A waterfall enhances a landscape in a number of ways. The sound of falling water masks busy street noises. The movement of the water is pleasant to look at. Birds will come for a drink and even take a bath in the cascading water. Building a waterfall may be hard work, but landscaping the waterfall is the fun part. Plants and flowers help the waterfall blend into the landscaping and look more natural.
Choose plants that have various growing habits. Trailing plants look good growing down the sides of the waterfall and even dipping into the water itself. Ivy is a good choice for shaded areas. Bacopa has small white flowers and oval leaves. Lobelia and sweet alyssum spread in mounds up to 12 inches across and are covered with tiny flowers of blue, white or purple.

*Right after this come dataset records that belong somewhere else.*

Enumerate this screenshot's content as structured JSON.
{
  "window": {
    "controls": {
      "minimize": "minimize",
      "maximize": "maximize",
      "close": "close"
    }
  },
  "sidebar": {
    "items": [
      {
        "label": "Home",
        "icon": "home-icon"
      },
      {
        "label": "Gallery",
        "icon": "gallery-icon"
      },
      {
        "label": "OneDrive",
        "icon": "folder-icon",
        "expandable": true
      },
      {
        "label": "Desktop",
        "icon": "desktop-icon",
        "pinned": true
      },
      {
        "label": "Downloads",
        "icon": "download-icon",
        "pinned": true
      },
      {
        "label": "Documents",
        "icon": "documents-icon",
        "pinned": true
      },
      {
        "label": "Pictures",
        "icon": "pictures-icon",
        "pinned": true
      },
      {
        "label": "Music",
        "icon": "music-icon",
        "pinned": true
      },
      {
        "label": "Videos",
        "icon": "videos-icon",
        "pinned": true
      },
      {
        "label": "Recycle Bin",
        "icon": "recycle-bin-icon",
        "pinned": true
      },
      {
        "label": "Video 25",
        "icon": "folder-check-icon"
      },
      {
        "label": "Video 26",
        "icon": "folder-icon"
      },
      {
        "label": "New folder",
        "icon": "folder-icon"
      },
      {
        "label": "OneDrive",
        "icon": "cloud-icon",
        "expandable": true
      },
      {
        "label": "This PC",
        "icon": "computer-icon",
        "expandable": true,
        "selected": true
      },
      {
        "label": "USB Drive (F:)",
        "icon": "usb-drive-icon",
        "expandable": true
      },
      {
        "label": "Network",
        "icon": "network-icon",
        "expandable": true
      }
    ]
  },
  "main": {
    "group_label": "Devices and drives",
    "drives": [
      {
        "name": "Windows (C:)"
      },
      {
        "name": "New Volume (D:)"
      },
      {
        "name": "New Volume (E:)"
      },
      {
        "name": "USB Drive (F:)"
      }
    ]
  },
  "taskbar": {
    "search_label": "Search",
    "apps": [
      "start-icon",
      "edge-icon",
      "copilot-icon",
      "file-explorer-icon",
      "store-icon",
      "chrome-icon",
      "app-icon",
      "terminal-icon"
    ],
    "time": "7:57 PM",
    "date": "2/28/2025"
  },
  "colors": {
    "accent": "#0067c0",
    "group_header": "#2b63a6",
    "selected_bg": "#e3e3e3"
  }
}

Upright flowers can include petunias and marguerite daisies.
Decide where you would like the plants. Arrange the plants so they are not symmetrical but the planting looks even from both sides of the waterfall. In other words, don't plant two ivy plants at the top followed by two bacopa plants on either side followed by petunias and then marguerite daisies at the bottom. That is too studied and artificial. Vary the arrangement while keeping it balanced.
Put trailing plants at the top and then alternate plants with a spreading growth habit with those that are upright. Put the largest plants at the bottom perimeter of the waterfall rocks. Resist the temptation to put a plant on the very top of the waterfall. Place it slightly to one side or the other so it doesn't look like a hat.

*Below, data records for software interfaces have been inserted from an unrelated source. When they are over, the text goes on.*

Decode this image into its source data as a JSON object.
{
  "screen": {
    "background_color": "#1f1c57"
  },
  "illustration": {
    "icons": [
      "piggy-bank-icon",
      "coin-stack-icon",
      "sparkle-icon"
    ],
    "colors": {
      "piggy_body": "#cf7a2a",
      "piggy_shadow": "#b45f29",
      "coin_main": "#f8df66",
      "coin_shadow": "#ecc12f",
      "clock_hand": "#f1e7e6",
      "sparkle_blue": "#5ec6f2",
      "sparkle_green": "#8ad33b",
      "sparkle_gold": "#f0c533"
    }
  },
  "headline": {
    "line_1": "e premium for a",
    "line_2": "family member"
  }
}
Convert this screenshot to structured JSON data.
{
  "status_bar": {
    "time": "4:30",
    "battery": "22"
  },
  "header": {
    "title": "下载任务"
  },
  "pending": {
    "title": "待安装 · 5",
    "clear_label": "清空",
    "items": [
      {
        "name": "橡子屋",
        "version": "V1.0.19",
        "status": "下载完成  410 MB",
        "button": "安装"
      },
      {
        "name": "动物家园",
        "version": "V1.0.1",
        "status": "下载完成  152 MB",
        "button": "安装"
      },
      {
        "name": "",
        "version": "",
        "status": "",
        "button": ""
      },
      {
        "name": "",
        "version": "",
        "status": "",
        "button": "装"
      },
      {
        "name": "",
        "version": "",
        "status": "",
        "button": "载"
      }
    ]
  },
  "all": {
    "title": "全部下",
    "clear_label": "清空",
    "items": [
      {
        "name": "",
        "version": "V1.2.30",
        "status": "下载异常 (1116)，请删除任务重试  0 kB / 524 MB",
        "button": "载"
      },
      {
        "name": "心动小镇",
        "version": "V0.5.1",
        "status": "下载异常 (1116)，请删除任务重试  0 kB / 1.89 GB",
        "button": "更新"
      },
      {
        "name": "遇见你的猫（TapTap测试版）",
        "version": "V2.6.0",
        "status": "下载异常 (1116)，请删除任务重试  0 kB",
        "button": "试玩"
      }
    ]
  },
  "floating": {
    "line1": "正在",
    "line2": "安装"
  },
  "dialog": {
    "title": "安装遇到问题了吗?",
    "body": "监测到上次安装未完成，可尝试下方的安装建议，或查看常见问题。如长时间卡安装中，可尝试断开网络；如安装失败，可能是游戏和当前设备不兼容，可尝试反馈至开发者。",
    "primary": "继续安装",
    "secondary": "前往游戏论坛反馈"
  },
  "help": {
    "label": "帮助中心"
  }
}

Place the plants still in their nursery containers where you think they'll look good. Rearrange until you're satisfied with the look.
Remove rocks from the sides of the waterfall to make room for the plants, or rearrange the rocks to accommodate the plants. Be careful not to change the water flow when you do this. Keep the plants out of the direct path of the water or where they will be splashed by the water as it falls.

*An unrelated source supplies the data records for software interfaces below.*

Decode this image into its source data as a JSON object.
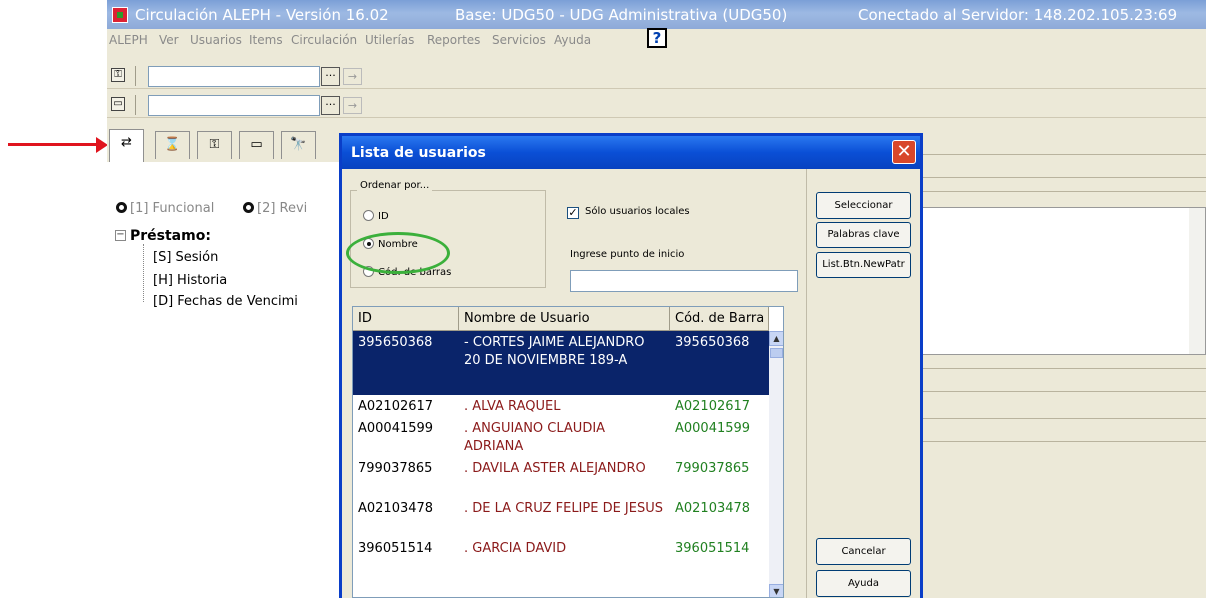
{
  "window": {
    "title": "Circulación ALEPH - Versión 16.02",
    "base": "Base:  UDG50 - UDG Administrativa (UDG50)",
    "server": "Conectado al Servidor:  148.202.105.23:69"
  },
  "menu": [
    "ALEPH",
    "Ver",
    "Usuarios",
    "Items",
    "Circulación",
    "Utilerías",
    "Reportes",
    "Servicios",
    "Ayuda"
  ],
  "help_button": "?",
  "toolbar": {
    "row1": {
      "icon": "patron-icon",
      "value": "",
      "browse": "···",
      "go": "→"
    },
    "row2": {
      "icon": "item-icon",
      "value": "",
      "browse": "···",
      "go": "→"
    }
  },
  "left_panel": {
    "tabs": [
      "⇄",
      "⌛",
      "⚿",
      "▭",
      "🔭"
    ],
    "mode1": "[1] Funcional",
    "mode2": "[2] Revi",
    "tree_toggle": "−",
    "tree_root": "Préstamo:",
    "tree_items": [
      "[S] Sesión",
      "[H] Historia",
      "[D] Fechas de Vencimi"
    ]
  },
  "dialog": {
    "title": "Lista de usuarios",
    "close": "✕",
    "sort_group_label": "Ordenar por...",
    "sort_options": [
      "ID",
      "Nombre",
      "Cód. de barras"
    ],
    "sort_selected": "Nombre",
    "local_only_label": "Sólo usuarios locales",
    "local_only_checked": true,
    "start_point_label": "Ingrese punto de inicio",
    "start_point_value": "",
    "buttons": {
      "select": "Seleccionar",
      "keywords": "Palabras clave",
      "new_patron": "List.Btn.NewPatr",
      "cancel": "Cancelar",
      "help": "Ayuda"
    },
    "table": {
      "headers": [
        "ID",
        "Nombre de Usuario",
        "Cód. de Barra"
      ],
      "rows": [
        {
          "id": "395650368",
          "name": "- CORTES JAIME ALEJANDRO",
          "addr": "20 DE NOVIEMBRE 189-A",
          "barcode": "395650368",
          "selected": true
        },
        {
          "id": "A02102617",
          "name": ". ALVA RAQUEL",
          "barcode": "A02102617"
        },
        {
          "id": "A00041599",
          "name": ". ANGUIANO CLAUDIA ADRIANA",
          "barcode": "A00041599"
        },
        {
          "id": "799037865",
          "name": ". DAVILA ASTER ALEJANDRO",
          "barcode": "799037865"
        },
        {
          "id": "A02103478",
          "name": ". DE LA CRUZ FELIPE DE JESUS",
          "barcode": "A02103478"
        },
        {
          "id": "396051514",
          "name": ". GARCIA DAVID",
          "barcode": "396051514"
        }
      ]
    }
  },
  "colors": {
    "title_bar": "#8eaad8",
    "dialog_title": "#0a4fd6",
    "selection": "#0a246a",
    "name_text": "#8b1a1a",
    "barcode_text": "#208020",
    "annotation_arrow": "#e0141e",
    "annotation_circle": "#3bb03b"
  }
}
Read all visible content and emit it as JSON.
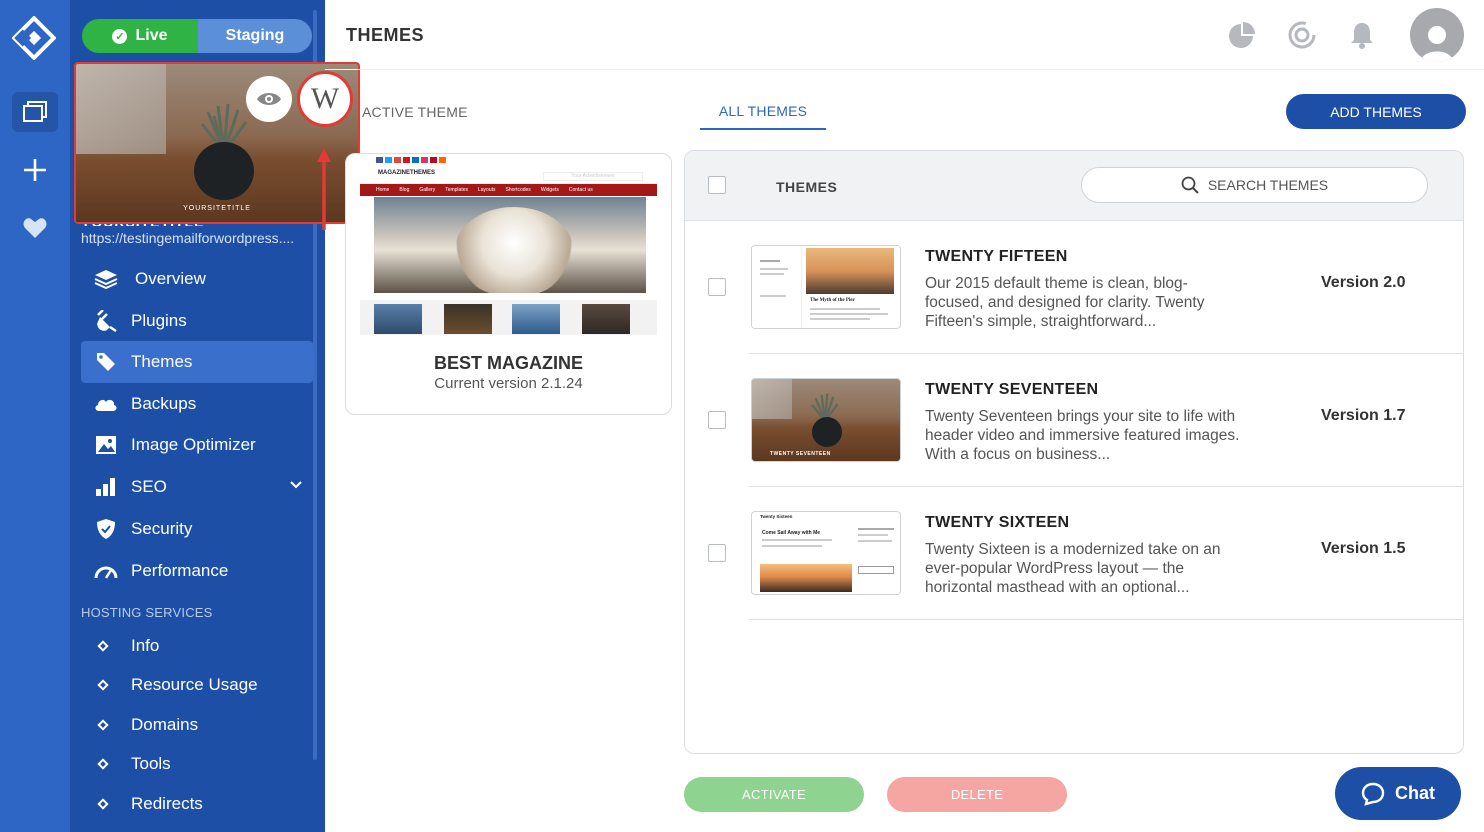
{
  "app": {
    "page_title": "THEMES"
  },
  "environment": {
    "live_label": "Live",
    "staging_label": "Staging"
  },
  "site": {
    "url": "https://testingemailforwordpress....",
    "title": "YOURSITETITLE",
    "preview_caption": "YOURSITETITLE"
  },
  "sidebar": {
    "items": [
      {
        "label": "Overview",
        "icon": "layers-icon"
      },
      {
        "label": "Plugins",
        "icon": "plug-icon"
      },
      {
        "label": "Themes",
        "icon": "brush-icon",
        "active": true
      },
      {
        "label": "Backups",
        "icon": "cloud-icon"
      },
      {
        "label": "Image Optimizer",
        "icon": "image-icon"
      },
      {
        "label": "SEO",
        "icon": "bar-chart-icon"
      },
      {
        "label": "Security",
        "icon": "shield-icon"
      },
      {
        "label": "Performance",
        "icon": "gauge-icon"
      }
    ],
    "hosting_section_label": "HOSTING SERVICES",
    "hosting_items": [
      "Info",
      "Resource Usage",
      "Domains",
      "Tools",
      "Redirects"
    ]
  },
  "tabs": {
    "active_theme": "ACTIVE THEME",
    "all_themes": "ALL THEMES"
  },
  "add_themes_label": "ADD THEMES",
  "active_theme": {
    "name": "BEST MAGAZINE",
    "version": "Current version 2.1.24",
    "thumb_logo": "MAGAZINETHEMES",
    "thumb_ad": "Your Advertisement",
    "thumb_nav": [
      "Home",
      "Blog",
      "Gallery",
      "Templates",
      "Layouts",
      "Shortcodes",
      "Widgets",
      "Contact us"
    ]
  },
  "themes_panel": {
    "header_label": "THEMES",
    "search_placeholder": "SEARCH THEMES",
    "rows": [
      {
        "name": "TWENTY FIFTEEN",
        "desc": "Our 2015 default theme is clean, blog-focused, and designed for clarity. Twenty Fifteen's simple, straightforward...",
        "version": "Version 2.0",
        "thumb_caption": "The Myth of the Pier"
      },
      {
        "name": "TWENTY SEVENTEEN",
        "desc": "Twenty Seventeen brings your site to life with header video and immersive featured images. With a focus on business...",
        "version": "Version 1.7",
        "thumb_caption": "TWENTY SEVENTEEN"
      },
      {
        "name": "TWENTY SIXTEEN",
        "desc": "Twenty Sixteen is a modernized take on an ever-popular WordPress layout — the horizontal masthead with an optional...",
        "version": "Version 1.5",
        "thumb_caption": "Come Sail Away with Me",
        "thumb_brand": "Twenty Sixteen"
      }
    ]
  },
  "actions": {
    "activate": "ACTIVATE",
    "delete": "DELETE",
    "chat": "Chat"
  },
  "colors": {
    "brand_blue": "#2d66c4",
    "sidebar_blue": "#1e4fa6",
    "live_green": "#2fb344",
    "activate_green": "#8ed38f",
    "delete_red": "#f6a6a2",
    "highlight_red": "#e23b35"
  }
}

Put a pot of soil where the rocks have been removed, or use a heavy plastic bag with holes punched in the bottom for water drainage. Adjust the rocks so the pot or plastic bag isn't visible or is barely visible. Plastic bags works well because you can squeeze them in easier than a hard plastic pot.
Put the plants in the pots. Eventually their growth will hide the pot completely, and they'll look as if they're growing naturally among the rocks.